take a metric M6 x 1.0 pitch tap


RIGID Holder ( G94 mode ) S1000 F40.00 (F= pitch X RPM )
RIGID Holder ( G95 mode ) S1000 F0.040 (F=pitch )
Tapping Holder ( G94 mode ) S1000 F38.00 (F= pitch X RPM X 95% )

mactec54
07-10-2011, 10:29 AM
Superman

The G94/G95 command is modal and usually set very early in the program.

Unless you are programming a lathe and use G94 to move around the part and G95 to cut the part, it is pretty much a set it and forget it command.

Most CNC machines run boot program when they start up that sets the most common modal commands. If you are running a mill, it will no doubt default to G94 when you turn the machine on.

(You only need to look at the control screen & you will see what has been loaded in modal commands)

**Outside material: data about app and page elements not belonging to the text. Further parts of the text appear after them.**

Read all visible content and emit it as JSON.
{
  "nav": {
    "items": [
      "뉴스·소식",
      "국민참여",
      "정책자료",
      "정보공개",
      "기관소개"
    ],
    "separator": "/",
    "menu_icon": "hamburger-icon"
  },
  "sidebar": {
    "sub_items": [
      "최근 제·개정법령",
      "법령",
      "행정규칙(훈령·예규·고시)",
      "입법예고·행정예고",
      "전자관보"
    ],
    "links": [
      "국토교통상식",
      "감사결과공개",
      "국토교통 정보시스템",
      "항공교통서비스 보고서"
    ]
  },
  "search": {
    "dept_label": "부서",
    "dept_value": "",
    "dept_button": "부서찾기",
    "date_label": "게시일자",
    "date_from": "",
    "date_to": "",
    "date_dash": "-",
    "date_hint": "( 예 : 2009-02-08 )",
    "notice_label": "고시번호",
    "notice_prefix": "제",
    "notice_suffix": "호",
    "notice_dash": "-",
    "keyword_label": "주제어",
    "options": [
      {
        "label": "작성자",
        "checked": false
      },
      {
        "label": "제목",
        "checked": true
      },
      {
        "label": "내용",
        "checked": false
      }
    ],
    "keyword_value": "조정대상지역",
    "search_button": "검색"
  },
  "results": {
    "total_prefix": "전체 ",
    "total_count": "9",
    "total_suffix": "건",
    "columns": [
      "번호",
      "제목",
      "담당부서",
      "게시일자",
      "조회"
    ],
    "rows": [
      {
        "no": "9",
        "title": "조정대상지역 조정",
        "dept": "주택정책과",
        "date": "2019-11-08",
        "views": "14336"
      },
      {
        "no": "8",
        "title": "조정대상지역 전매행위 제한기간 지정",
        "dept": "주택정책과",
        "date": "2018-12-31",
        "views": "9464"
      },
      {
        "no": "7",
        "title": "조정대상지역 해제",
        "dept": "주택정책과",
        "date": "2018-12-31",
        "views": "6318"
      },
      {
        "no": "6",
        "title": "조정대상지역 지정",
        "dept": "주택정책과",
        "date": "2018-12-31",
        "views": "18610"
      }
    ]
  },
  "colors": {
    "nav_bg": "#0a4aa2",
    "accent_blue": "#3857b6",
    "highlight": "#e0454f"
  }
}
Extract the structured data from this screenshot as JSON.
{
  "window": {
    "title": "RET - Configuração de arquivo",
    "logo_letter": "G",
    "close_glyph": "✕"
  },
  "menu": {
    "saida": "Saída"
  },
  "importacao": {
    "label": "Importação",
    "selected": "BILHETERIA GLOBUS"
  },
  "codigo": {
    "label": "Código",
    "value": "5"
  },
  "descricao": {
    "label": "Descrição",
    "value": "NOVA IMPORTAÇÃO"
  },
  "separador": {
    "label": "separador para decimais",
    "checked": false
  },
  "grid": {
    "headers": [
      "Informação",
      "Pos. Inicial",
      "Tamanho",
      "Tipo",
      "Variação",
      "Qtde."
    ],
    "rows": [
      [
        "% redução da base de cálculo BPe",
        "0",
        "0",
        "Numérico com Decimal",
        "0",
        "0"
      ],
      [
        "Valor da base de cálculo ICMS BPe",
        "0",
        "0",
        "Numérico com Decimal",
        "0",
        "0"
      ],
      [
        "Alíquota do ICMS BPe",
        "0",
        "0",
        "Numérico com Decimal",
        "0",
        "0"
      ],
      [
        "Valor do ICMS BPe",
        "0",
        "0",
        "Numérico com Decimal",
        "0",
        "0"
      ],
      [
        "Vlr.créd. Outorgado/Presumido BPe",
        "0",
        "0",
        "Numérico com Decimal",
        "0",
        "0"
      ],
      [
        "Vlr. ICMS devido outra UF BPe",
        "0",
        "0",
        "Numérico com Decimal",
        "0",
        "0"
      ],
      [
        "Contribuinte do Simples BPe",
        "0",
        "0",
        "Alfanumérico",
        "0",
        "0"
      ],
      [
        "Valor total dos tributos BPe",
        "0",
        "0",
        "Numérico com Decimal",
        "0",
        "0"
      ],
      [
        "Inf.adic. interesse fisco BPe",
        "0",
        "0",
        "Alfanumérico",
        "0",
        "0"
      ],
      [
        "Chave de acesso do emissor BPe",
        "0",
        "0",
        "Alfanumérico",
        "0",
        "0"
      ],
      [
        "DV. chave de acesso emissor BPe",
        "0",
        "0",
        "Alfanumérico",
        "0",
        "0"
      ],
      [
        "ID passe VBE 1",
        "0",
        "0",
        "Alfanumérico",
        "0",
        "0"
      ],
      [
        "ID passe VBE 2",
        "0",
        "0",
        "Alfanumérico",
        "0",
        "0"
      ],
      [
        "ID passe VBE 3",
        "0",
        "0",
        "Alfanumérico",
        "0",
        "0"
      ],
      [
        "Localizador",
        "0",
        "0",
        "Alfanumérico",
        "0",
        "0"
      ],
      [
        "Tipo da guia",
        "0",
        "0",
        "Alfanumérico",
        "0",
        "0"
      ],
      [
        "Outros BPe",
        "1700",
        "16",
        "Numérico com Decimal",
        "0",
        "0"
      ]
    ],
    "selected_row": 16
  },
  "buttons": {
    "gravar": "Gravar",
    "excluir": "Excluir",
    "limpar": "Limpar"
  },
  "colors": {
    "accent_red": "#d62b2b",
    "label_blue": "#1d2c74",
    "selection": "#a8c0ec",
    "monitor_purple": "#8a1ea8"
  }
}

A lathe could default to either G94 or G95, so make sure that one of the first lines in your program always sets the initial conditions you want default to.

This is why it should not be in his Mill program,as he found out, The control did not like it being there

As for my post about this G94 being in his program, that you seem to see as incorrect it is not,

You don't put a G94 in a mill program it is not needed,& should not be there, It is only put in Lathe programs when needed, or Mill/Lathe Type machines

jagardner4
07-10-2011, 10:46 AM
To work, Cutter Diameter Compensation (CDC) requires that you not only call up the desired tool diameter. but also tell which side of the cut you are on.

I think in your case, the T code indicates the diameter offset to use, so the code you've posted is okay, but there's a small possibility the parameters have been set to call tool diameters via a D code programmed in Event Type 9 (M Function Event). Check the M Function event for a D code line. If it doesn't have one, stick with calling the tool diameter by way of the T code.

Once you've called up the offset you want to use, you need to activate it and tell the control which side of the cut to put the compensation on. This is done by programming C1 or C2 in a Linear or Arc Mill event (event types 1 or 2). I don't remember which code tells the control to put the cutter to the left of path and which puts it to the right, but there will be a help message that comes up telling you which one is which. Diameter compensation remains active only while executing lines and arcs (event types 1 or 2), so programming any other event will 'interrupt' it and shut it off.

G41 and G42 are the G code equivalents for C1 and C2 in the conversational events.

There's a lot more rules and such discussed in the manual about cutter compensation. You should really take a few minutes to read the section.